_Task to carry out_
Reproduce each record in the listing below exactly as written.

○ ○ ○ ○ ○

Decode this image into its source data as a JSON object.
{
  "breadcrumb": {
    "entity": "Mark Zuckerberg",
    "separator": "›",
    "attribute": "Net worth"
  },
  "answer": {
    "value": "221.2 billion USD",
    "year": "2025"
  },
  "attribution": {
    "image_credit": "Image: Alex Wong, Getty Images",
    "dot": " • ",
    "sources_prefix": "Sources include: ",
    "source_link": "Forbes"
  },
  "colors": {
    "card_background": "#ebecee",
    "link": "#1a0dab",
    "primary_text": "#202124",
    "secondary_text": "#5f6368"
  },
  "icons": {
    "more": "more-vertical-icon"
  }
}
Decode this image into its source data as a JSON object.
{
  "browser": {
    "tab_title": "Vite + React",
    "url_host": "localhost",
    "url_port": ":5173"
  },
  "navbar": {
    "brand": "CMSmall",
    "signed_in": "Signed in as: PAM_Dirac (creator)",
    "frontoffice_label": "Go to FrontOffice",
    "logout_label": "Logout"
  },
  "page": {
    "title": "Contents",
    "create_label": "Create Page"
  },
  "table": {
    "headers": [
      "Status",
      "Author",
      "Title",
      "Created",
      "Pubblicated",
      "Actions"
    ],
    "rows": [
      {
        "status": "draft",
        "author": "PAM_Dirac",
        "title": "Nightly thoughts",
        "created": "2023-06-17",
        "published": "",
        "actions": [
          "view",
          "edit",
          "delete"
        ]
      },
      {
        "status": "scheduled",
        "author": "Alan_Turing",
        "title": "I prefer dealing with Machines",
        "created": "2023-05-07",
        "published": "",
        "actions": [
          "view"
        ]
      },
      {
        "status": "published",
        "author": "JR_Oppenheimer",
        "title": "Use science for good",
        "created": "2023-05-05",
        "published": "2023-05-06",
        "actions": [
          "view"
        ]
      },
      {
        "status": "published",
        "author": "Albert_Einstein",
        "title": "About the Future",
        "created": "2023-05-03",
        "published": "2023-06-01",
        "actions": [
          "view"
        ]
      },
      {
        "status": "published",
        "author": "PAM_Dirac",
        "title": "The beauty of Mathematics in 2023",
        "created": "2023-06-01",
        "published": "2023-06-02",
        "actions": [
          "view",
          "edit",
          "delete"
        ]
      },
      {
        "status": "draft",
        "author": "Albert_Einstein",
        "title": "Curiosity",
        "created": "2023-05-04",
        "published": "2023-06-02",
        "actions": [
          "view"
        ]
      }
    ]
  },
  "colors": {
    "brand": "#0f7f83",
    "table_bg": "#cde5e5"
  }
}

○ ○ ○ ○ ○

_Expected answer_
Decode this image into its source data as a JSON object.
{
  "breadcrumb": {
    "entity": "Mark Zuckerberg",
    "separator": "›",
    "attribute": "Net worth"
  },
  "answer": {
    "value": "221.2 billion USD",
    "year": "2025"
  },
  "attribution": {
    "image_credit": "Image: Alex Wong, Getty Images",
    "dot": " • ",
    "sources_prefix": "Sources include: ",
    "source_link": "Forbes"
  },
  "colors": {
    "card_background": "#ebecee",
    "link": "#1a0dab",
    "primary_text": "#202124",
    "secondary_text": "#5f6368"
  },
  "icons": {
    "more": "more-vertical-icon"
  }
}
Decode this image into its source data as a JSON object.
{
  "browser": {
    "tab_title": "Vite + React",
    "url_host": "localhost",
    "url_port": ":5173"
  },
  "navbar": {
    "brand": "CMSmall",
    "signed_in": "Signed in as: PAM_Dirac (creator)",
    "frontoffice_label": "Go to FrontOffice",
    "logout_label": "Logout"
  },
  "page": {
    "title": "Contents",
    "create_label": "Create Page"
  },
  "table": {
    "headers": [
      "Status",
      "Author",
      "Title",
      "Created",
      "Pubblicated",
      "Actions"
    ],
    "rows": [
      {
        "status": "draft",
        "author": "PAM_Dirac",
        "title": "Nightly thoughts",
        "created": "2023-06-17",
        "published": "",
        "actions": [
          "view",
          "edit",
          "delete"
        ]
      },
      {
        "status": "scheduled",
        "author": "Alan_Turing",
        "title": "I prefer dealing with Machines",
        "created": "2023-05-07",
        "published": "",
        "actions": [
          "view"
        ]
      },
      {
        "status": "published",
        "author": "JR_Oppenheimer",
        "title": "Use science for good",
        "created": "2023-05-05",
        "published": "2023-05-06",
        "actions": [
          "view"
        ]
      },
      {
        "status": "published",
        "author": "Albert_Einstein",
        "title": "About the Future",
        "created": "2023-05-03",
        "published": "2023-06-01",
        "actions": [
          "view"
        ]
      },
      {
        "status": "published",
        "author": "PAM_Dirac",
        "title": "The beauty of Mathematics in 2023",
        "created": "2023-06-01",
        "published": "2023-06-02",
        "actions": [
          "view",
          "edit",
          "delete"
        ]
      },
      {
        "status": "draft",
        "author": "Albert_Einstein",
        "title": "Curiosity",
        "created": "2023-05-04",
        "published": "2023-06-02",
        "actions": [
          "view"
        ]
      }
    ]
  },
  "colors": {
    "brand": "#0f7f83",
    "table_bg": "#cde5e5"
  }
}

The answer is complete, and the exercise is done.